The confidentiality mandates of MRPC 1.6(b)(1) prohibit revealing confidences or secrets of the client. Under the facts presented to the committee, the technical support employees who service the legal department's LAN would have access to the client information, but would not be using that information in any way detrimental to the client.
In ABA Informal Opinion 1364, the American Bar Association concluded that it is not a violation of the confidentiality rules to allow bookkeepers, accountants or data processing professionals to have access to lawyers' records to assist the lawyer in the practice of law. Although this opinion was offered under the former Disciplinary Rules, the result is consistent with the current Model Rules of Professional Conduct.
In this matter, the technical support personnel of the local government unit are providing business assistance to the legal department, in the same way as accountants, bookkeepers or other data processing professionals perform services for lawyers. Therefore, consistent with ABA Informal Opinion 1364, this committee finds that the use of technical support personnel to assist a law department with computer-related issues does not in itself violate the mandates of MRPC 1.6(b).
Pursuant to the "reasonable care" requirement of MPRC 1.6(d), the legal department of the local governmental unit should clearly communicate the confidentiality mandates to the technical support personnel. It would be prudent for the lawyer giving that notification to secure a written acknowledgement from the technical support personnel that they have been advised of the confidentiality requirements and that they agree not to disclose confidential information learned as a result of their access to the data. The degree of confidentiality that attaches to the information affects the degree of care the lawyer needs to exercise to protect it. The lawyer must take all necessary steps to assure that particularly sensitive client confidences be maintained outside of the view of technical support personnel.
This opinion assumes there is no reason to believe that individuals obtaining access to the information have any specific interest in the substance of the information obtained.
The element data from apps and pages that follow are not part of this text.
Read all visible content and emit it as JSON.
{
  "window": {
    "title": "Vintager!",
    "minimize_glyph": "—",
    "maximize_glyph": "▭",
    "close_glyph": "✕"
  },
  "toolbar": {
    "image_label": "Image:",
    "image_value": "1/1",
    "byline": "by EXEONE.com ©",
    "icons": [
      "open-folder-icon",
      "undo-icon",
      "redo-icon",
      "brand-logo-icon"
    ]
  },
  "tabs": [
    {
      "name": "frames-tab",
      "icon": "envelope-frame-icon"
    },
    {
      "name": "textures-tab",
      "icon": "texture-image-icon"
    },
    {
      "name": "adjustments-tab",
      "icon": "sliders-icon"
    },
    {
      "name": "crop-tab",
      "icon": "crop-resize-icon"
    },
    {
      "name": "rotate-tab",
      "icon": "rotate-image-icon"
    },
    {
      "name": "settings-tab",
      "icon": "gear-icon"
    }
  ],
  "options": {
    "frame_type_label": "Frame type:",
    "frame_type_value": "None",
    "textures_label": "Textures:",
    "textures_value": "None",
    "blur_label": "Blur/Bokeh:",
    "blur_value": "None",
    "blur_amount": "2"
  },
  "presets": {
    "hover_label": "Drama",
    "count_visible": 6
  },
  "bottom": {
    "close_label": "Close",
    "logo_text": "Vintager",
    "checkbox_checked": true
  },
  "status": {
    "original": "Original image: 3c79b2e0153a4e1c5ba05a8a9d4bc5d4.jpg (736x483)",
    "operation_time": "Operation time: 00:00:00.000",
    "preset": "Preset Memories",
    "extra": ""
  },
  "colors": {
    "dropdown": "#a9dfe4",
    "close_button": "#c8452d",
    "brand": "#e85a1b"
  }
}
It also assumes that counsel has no reason to expect that any particular individuals with access to the confidential information have any likelihood of using this information to the disadvantage of the client as prohibited by MRPC 1.6(b).